This article examines the Colorado Springs Human Immunodeficiency Virus (HIV) risk networks study, a study that used link-tracing design to assess the impact on observed network characteristics of recruiting cross-links.
Link-tracing design uses interpersonal networks to identify study participants. Examining the Colorado Springs study, the authors focused on cross-links: respondents who had at least two other respondents named as partners.
The authors estimated cross-links’ contribution to the observed network by creating a version of the network that removed all information the cross-links uniquely provided. They found that while cross-links did not identify unique individuals, they did identify unique patterns of relations among individuals.
The link-tracing techniques used in the Colorado Springs study helped find populations that would otherwise not have been included.
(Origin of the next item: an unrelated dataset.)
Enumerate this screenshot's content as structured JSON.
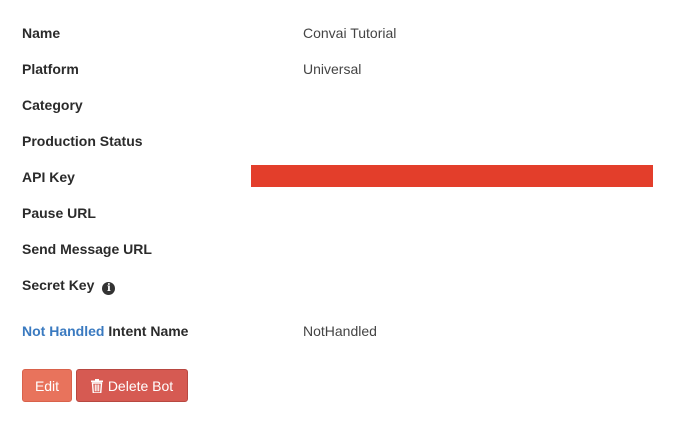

The authors concluded that link-tracing is a practical design when studying a hard-to-reach population because cross-links can offset the limitations of convenience sampling; when it is possible to enhance link-tracing information with detail from a convenience sample; and when cross-links can provide epidemiologically relevant information for mapping risk networks.